The Economist has an excellent article discussing the gradual extension of government into the business of banking. With the recent bailout of Silicon Valley Bank depositors, authorities have signaled that virtually all deposits are implicitly backed by the US government. When you deposit money in your local bank, you are essentially lending the funds to the US Treasury, which then re-lends the money at the exact same interest rate to the commercial bank. We’ve already socialized a big portion of our banking system.
Here’s how The Economist concludes its essay:
Another looming change is the issuance of central-bank digital currencies, which could give the public another alternative to bank deposits.
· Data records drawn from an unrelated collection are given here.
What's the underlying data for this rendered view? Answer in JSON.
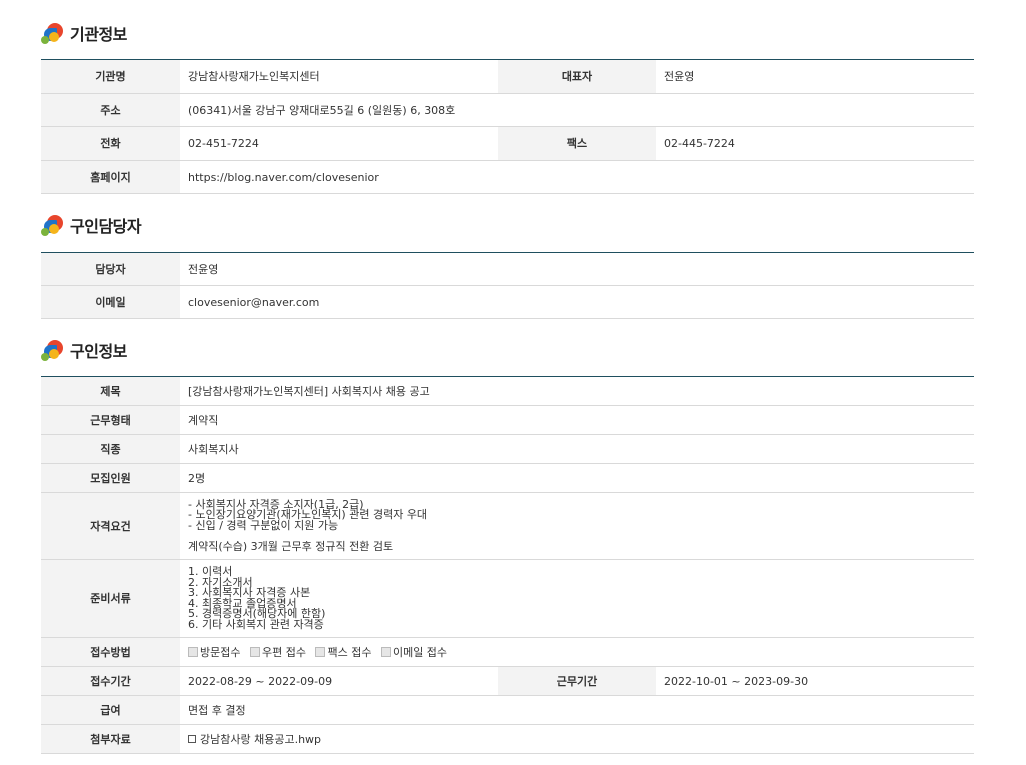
{
  "sections": {
    "org": {
      "title": "기관정보"
    },
    "contact": {
      "title": "구인담당자"
    },
    "job": {
      "title": "구인정보"
    }
  },
  "org": {
    "name_label": "기관명",
    "name": "강남참사랑재가노인복지센터",
    "rep_label": "대표자",
    "rep": "전윤영",
    "address_label": "주소",
    "address": "(06341)서울 강남구 양재대로55길 6 (일원동) 6, 308호",
    "phone_label": "전화",
    "phone": "02-451-7224",
    "fax_label": "팩스",
    "fax": "02-445-7224",
    "homepage_label": "홈페이지",
    "homepage": "https://blog.naver.com/clovesenior"
  },
  "contact": {
    "person_label": "담당자",
    "person": "전윤영",
    "email_label": "이메일",
    "email": "clovesenior@naver.com"
  },
  "job": {
    "title_label": "제목",
    "title": "[강남참사랑재가노인복지센터] 사회복지사 채용 공고",
    "type_label": "근무형태",
    "type": "계약직",
    "occupation_label": "직종",
    "occupation": "사회복지사",
    "count_label": "모집인원",
    "count": "2명",
    "qual_label": "자격요건",
    "qual_lines": [
      "- 사회복지사 자격증 소지자(1급, 2급)",
      "- 노인장기요양기관(재가노인복지) 관련 경력자 우대",
      "- 신입 / 경력 구분없이 지원 가능",
      "",
      "계약직(수습) 3개월 근무후 정규직 전환 검토"
    ],
    "docs_label": "준비서류",
    "docs_lines": [
      "1. 이력서",
      "2. 자기소개서",
      "3. 사회복지사 자격증 사본",
      "4. 최종학교 졸업증명서",
      "5. 경력증명서(해당자에 한함)",
      "6. 기타 사회복지 관련 자격증"
    ],
    "method_label": "접수방법",
    "methods": [
      "방문접수",
      "우편 접수",
      "팩스 접수",
      "이메일 접수"
    ],
    "period_label": "접수기간",
    "period": "2022-08-29 ~ 2022-09-09",
    "work_period_label": "근무기간",
    "work_period": "2022-10-01 ~ 2023-09-30",
    "salary_label": "급여",
    "salary": "면접 후 결정",
    "attach_label": "첨부자료",
    "attach": "강남참사랑 채용공고.hwp"
  }
}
In recent years economists have worried about the risk of such currencies becoming de facto narrow banks that drain the legacy system. But some argue banks would work fine if the public switched their deposits for central-bank digital currencies, so long as the central bank stepped in to replace the lost funding. “The issuance of [such currencies] would simply render the central bank’s implicit lender-of-last-resort guarantee explicit,” wrote Markus Brunnermeier and Dirk Niepelt in 2019. This scenario seems to have partly materialised since the failure of SVB, as deposits have fled small banks for money-market funds which can park cash at the Fed, while the Fed makes loans to banks.
The prospect of banks becoming de facto government-funded should alarm anyone who values the role of the private sector in judging risk. Yet the difference between deposit financing underwritten by multiple layers of the state and funding that is provided directly by the state itself is getting harder to distinguish. A more explicit role for governments in the banking system may be the logical endpoint of the road down which regulators have been travelling for some time.
Many people are concerned that a central bank digital currency (CBDC) could increase the role of the government in our financial system. Unfortunately, that ship has already sailed.
There are good reasons to oppose a CBDC, but in my view they relate more to issues of privacy. It is unlikely that a government issued digital currency would allow the sort of privacy associated with paper currency. As they like to say on one of David Henderson’s favorite TV shows: “For that reason, I’m out.”